It’s worth travelling a distance to be able to enjoy the camaraderie and safety that a local swimming group will give you. Swimmers love to ‘spread the word’ and will always welcome newbies – for conversion to the immersion!
So, best neoprene-d foot forward, and enjoy!
Siobhán’s guide to the essential swimming gear
Swimming wetsuits: These are really worth it if you are going to be in for any length of time, apart from during the height of summer, perhaps. But they are also great protection from jellyfish. Swim wetsuits are specially designed to help you glide through the water, are lighter under the arms, and are very fragile so do use the cotton gloves if your suit comes with a pair. They take a bit of patience getting on and off, but they should feel like a second skin so it’s worth the hassle. From about €160 but the best investment you will make as a swimmer. Shops will advise on the best ones, based on skill and objectives.
Socks: Swimming socks come in various thicknesses, and give extra warmth as well as protection from sharp stones. From about €15.
Gloves: Similar to socks, and similar in price, it is advisable to get a pair once the autumn sets in.
Caps: A great tip is to wear two caps at once – you lose so much heat through your head. From €10 up.
Goggles: They should clasp snugly to your face without having to be over-tightened, as the suction should do the work rather than the strap. A bit of spit on the lens will stop them fogging up (yeuch, but true) and you might need to invest in a few before you find the perfect fit. From about €15 up, a really good pair will probably set you back about €25.
Ear-plugs: Regular cold water swimming can cause ear-ache and complications. It can also throw you off balance when you come in to shore. Invest in reusable plugs – they have the added bonus of keeping your inner ears warm. From €5 up.
Snorkels: A snorkel takes the stress out of breathing but it’s also worth investing in one-on-one lessons so you can eventually ditch it, giving you more confidence and agility. From about €20 up.
Fins: Fins for your feet will give you an extra edge on distance and are good in rougher water, though they take a bit of getting used to, as your legs move differently in them. From about €15 up. Not advisable for newbies.
Floats: For safety and visibility, an inflatable high-vis float is essential for sea-swimming. It ties to your waist and floats behind you. You won’t notice it, but others will. They cost about €20 and are also a great buoyancy aid if you run out of steam. More expensive ones let you put keys etc inside.

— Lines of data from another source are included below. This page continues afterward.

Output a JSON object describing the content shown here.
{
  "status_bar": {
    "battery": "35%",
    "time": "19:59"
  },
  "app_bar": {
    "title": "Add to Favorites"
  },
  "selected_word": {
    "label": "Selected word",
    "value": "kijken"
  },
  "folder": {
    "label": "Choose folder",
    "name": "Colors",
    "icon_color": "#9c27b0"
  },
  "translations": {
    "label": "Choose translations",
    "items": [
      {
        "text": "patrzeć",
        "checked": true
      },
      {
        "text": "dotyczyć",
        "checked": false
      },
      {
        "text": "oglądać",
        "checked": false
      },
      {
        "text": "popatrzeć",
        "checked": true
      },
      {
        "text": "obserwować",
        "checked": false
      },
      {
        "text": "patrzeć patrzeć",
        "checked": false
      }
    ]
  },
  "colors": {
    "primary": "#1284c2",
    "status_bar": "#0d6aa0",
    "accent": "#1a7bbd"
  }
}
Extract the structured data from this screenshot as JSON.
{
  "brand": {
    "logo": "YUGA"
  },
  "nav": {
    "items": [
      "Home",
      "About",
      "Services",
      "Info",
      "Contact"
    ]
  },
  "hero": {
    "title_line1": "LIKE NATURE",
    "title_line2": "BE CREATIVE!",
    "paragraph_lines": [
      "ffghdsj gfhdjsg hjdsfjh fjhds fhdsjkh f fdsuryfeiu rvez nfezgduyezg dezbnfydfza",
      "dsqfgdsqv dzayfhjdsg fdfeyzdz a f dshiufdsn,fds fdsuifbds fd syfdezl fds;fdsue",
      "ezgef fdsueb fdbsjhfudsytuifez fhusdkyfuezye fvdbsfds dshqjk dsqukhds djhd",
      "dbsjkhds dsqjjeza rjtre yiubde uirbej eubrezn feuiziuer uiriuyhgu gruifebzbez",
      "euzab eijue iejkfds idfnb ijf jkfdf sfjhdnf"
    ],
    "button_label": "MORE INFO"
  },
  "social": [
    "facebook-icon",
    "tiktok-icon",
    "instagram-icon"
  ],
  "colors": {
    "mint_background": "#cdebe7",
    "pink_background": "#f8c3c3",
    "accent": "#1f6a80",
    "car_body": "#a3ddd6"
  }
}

Swimming capes: This summer’s must-have item was the DryRobe but there are many other brands of lined fleece coats for post-swimming warm-ups. Fleece capes are available from about €50, while the coats are usually over €150.
Flask: A traditional tea flask, from about €15, is well worth the money to get your core warmed up again.
Smart watches: When you really start to get serious and want to track your distance, heart rate and stroke efficiency. Starting at around €150, should probably be the last accessory on your ‘essential gear’ list!
Before you start buying the non-essential items, invest in a few one-on-one lessons. Try and get a coach who sea- swims themselves and can spot any technique issues. You will never regret that investment.
There are loads of great resources online for techniques. I have found Australian coach Brenton Ford’s Effortless Swimming site on Youtube is a great resource for videos.